(Items from a data source)
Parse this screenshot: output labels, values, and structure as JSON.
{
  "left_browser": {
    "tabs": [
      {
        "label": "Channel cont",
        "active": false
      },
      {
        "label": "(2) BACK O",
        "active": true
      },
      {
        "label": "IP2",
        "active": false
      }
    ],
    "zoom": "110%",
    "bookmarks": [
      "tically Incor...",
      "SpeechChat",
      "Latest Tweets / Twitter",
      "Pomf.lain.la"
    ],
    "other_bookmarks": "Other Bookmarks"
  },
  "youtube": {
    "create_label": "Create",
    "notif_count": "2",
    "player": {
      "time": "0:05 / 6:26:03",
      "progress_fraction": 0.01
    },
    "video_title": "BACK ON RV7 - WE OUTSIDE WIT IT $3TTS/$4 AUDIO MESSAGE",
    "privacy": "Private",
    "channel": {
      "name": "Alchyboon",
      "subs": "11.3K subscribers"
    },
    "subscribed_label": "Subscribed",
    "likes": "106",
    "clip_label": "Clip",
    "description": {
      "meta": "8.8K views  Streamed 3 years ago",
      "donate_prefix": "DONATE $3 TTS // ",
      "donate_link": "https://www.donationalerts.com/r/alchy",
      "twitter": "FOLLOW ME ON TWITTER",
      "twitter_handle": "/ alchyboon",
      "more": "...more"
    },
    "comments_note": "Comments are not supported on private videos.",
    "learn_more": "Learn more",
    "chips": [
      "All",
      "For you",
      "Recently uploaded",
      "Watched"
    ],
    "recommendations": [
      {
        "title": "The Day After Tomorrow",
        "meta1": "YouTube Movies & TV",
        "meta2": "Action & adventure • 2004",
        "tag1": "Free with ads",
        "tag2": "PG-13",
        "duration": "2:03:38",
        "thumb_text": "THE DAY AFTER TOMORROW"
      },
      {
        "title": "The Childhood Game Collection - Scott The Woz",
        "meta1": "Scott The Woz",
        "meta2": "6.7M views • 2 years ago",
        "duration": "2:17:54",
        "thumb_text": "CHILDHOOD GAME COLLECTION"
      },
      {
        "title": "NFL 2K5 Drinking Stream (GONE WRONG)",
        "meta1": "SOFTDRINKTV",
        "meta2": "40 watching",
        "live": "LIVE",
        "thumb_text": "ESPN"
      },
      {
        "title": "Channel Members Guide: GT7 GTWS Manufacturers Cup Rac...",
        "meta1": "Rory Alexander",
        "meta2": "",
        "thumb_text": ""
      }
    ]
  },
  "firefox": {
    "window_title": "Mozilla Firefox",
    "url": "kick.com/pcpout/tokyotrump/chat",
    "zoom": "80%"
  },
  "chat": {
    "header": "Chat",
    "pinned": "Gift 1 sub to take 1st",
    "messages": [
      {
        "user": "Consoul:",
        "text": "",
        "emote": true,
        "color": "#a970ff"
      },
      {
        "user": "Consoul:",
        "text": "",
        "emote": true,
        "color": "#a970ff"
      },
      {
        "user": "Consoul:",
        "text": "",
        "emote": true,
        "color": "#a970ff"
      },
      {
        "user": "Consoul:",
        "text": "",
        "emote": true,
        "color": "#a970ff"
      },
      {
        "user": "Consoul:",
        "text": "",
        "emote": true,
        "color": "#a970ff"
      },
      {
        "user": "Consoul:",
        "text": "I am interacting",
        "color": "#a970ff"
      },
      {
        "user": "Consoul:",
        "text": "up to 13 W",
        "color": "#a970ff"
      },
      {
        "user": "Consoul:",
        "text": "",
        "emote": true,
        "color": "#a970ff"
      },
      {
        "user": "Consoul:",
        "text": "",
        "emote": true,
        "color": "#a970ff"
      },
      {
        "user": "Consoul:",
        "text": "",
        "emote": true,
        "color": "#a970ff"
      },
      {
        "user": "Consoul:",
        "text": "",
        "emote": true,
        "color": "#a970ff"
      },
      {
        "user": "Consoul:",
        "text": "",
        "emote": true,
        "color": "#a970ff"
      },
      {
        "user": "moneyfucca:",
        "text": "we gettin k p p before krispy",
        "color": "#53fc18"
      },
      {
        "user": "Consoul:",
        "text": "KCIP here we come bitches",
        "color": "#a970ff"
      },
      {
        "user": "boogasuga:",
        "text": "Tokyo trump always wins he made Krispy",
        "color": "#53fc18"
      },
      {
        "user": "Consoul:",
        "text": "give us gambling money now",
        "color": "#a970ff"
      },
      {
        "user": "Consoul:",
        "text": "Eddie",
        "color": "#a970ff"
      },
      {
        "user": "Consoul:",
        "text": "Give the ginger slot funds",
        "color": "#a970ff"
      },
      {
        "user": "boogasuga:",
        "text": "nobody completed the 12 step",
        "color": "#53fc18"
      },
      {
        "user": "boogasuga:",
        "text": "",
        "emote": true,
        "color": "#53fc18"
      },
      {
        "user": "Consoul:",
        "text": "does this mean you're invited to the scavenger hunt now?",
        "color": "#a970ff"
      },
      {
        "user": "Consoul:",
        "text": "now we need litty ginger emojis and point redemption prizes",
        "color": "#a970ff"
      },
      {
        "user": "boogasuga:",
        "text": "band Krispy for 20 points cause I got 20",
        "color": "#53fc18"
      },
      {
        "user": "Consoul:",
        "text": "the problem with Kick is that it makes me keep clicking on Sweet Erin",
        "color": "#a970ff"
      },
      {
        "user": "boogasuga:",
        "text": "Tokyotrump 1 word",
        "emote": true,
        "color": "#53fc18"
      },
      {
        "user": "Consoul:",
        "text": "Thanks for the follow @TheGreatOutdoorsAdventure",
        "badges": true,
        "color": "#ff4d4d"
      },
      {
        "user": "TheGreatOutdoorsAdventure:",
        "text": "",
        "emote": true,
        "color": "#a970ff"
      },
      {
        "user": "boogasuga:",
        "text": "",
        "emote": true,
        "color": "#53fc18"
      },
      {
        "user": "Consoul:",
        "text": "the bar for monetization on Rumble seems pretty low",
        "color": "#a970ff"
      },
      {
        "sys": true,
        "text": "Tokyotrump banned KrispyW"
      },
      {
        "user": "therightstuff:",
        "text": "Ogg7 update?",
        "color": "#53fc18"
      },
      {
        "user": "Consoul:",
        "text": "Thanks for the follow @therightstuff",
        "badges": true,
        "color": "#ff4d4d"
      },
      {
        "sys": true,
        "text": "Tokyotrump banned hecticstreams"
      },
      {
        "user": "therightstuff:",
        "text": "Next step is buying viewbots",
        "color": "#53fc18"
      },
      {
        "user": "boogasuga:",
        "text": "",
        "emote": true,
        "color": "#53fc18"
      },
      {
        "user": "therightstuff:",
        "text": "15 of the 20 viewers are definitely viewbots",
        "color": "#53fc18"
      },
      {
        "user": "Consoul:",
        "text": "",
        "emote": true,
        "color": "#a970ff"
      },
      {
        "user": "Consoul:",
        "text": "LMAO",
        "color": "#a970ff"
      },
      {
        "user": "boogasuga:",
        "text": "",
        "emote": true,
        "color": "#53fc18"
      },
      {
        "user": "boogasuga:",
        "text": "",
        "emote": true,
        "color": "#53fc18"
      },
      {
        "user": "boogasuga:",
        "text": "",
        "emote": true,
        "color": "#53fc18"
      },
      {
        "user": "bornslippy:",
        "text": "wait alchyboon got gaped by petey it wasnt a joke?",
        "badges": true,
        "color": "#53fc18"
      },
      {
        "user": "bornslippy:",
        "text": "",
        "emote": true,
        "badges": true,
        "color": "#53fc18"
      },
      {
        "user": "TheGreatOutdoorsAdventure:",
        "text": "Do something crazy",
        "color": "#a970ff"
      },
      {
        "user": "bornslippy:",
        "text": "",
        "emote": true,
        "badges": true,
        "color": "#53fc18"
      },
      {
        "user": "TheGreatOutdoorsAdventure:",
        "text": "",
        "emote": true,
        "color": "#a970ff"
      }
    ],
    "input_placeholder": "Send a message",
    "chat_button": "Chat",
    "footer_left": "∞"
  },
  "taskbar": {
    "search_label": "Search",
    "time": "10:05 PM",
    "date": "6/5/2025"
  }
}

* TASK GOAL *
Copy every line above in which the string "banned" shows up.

* RESPONSE TO THE EXERCISE *
        "text": "Tokyotrump banned KrispyW"
        "text": "Tokyotrump banned hecticstreams"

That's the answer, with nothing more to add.